Tuesday, November 3, 2015: 10:30 a.m. - 12:00 p.m.
Advancing a culture of health and promoting a conversation about health in all policies requires the engagement of stakeholders and change agents across diverse audiences who may not see, much less be motivated by, the traditional messages, data, or publications produced by the public health community. The Robert Wood Johnson Foundation has found that well-designed maps that showcase large differences in life expectancy (LE) across small distances in metropolitan and across rural counties are a powerful tool for galvanizing interest among the public, policymakers, and other constituents. The striking differences in LE displayed by such maps—with LE disparities that are sometimes as great as 20-25 years across zip codes—serve as a potent “conversation starters” for probing potential causes and policy solutions at the national level and engaging social action in the states and communities featured in the maps. An initial set of five LE maps developed in 2013 by the Virginia Commonwealth University Center on Society and Health received extensive media attention and interest from public health leaders and policymakers at the local, state, and national levels. The New Orleans map was featured by main stage speakers at APHA’s 142nd Annual Meeting and Exposition in New Orleans. In 2014, the Foundation funded the Center on Society and Health to produce LE maps for 20 additional U.S. cities and rural areas. The maps were released in 2015 in partnership with APHA, the Association of State and Territorial Health Officers, and the National Association of County and City Health Officials. The maps were developed in close consultation with county and city health departments and other local community leaders to plan the geographic footprint and labeling of the maps, obtain source data for calculations, and coordinate the outreach strategy around the release of the maps to advance local health agendas. This Special Session will use the map developed for Chicago as a focal point to explore four important dimensions of efforts to use effective communication strategies to advance a Health-in-all-Policies movement: (1) the importance of a national strategy to employ effective communication tools to advance a conversation around the Culture of Health; (2) the methodological challenges in bringing scientific rigor to the effort, in this case ensuring the validity of LE estimates for geographic areas with small population counts; (3) the design challenge of applying communication arts and graphic design to transform geospatial data into an appealing image and clear takeaways for general audiences, and (4) the local story—told by public health leaders in Chicago—of how such a map was leveraged to advance social action to improve health outcomes in Cook County. The session is sponsored by the American Public Health Association and the Robert Wood Johnson Foundation.

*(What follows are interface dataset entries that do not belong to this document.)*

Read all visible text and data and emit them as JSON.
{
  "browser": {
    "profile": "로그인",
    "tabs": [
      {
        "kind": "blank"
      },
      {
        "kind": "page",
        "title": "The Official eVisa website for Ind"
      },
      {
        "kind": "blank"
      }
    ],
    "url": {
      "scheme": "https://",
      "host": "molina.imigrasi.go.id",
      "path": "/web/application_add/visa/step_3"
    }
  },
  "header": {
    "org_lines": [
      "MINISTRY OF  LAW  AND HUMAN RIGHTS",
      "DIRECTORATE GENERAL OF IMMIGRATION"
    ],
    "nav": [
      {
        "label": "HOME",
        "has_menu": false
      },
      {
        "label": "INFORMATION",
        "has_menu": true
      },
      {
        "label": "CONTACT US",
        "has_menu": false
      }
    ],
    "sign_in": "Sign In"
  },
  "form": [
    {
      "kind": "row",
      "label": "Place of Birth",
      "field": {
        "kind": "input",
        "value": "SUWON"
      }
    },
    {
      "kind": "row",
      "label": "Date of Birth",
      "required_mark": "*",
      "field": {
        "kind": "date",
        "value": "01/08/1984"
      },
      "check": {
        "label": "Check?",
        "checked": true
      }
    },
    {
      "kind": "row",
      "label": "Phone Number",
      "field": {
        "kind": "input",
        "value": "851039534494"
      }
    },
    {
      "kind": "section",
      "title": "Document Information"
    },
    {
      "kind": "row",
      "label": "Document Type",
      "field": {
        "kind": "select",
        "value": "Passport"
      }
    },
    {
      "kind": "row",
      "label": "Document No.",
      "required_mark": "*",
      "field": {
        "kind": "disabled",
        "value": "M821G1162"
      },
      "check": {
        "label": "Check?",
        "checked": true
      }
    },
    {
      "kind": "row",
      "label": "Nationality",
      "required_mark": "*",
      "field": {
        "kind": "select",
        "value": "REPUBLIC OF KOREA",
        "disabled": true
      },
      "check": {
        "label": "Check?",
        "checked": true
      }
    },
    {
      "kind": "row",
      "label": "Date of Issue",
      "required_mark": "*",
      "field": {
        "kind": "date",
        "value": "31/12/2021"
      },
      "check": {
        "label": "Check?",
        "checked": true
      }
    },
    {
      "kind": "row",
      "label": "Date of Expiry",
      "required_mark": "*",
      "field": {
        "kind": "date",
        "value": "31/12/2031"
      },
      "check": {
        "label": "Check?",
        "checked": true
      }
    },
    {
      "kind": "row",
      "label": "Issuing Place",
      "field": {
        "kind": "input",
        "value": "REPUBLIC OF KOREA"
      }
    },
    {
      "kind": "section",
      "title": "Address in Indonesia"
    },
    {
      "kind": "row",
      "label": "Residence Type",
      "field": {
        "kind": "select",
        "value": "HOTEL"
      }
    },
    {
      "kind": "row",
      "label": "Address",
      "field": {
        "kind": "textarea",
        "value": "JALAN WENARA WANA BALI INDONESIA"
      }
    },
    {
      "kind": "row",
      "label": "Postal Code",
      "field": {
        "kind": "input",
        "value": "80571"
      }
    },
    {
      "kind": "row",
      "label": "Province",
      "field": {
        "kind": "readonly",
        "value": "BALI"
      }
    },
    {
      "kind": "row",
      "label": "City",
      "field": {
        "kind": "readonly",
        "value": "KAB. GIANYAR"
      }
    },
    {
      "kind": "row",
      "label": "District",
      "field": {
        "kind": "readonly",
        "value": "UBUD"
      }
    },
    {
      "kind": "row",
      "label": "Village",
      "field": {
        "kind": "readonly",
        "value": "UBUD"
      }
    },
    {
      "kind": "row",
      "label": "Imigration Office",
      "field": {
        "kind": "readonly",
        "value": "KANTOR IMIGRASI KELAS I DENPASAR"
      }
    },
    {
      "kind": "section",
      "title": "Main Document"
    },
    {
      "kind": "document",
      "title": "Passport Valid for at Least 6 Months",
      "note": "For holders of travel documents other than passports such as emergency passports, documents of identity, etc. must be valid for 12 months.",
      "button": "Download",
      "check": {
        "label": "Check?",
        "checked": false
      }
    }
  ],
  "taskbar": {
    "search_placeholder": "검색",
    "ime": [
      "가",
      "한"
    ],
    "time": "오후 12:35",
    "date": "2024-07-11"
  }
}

Session Objectives: Analyze the role of combining science, policy, strategic communication, and community engagement to stimulate social change in addressing population health priorities.
Identify the challenges and opportunities in using small-area geographic disparities in health outcomes to engage the public and policymakers in understanding important determinants of population health.
See individual abstracts for presenting author's disclosure statement and author's information.
Organized by: APHA-Special Sessions
Endorsed by: Injury Control and Emergency Health Services
Medical (CME), Health Education (CHES), Nursing (CNE), Public Health (CPH)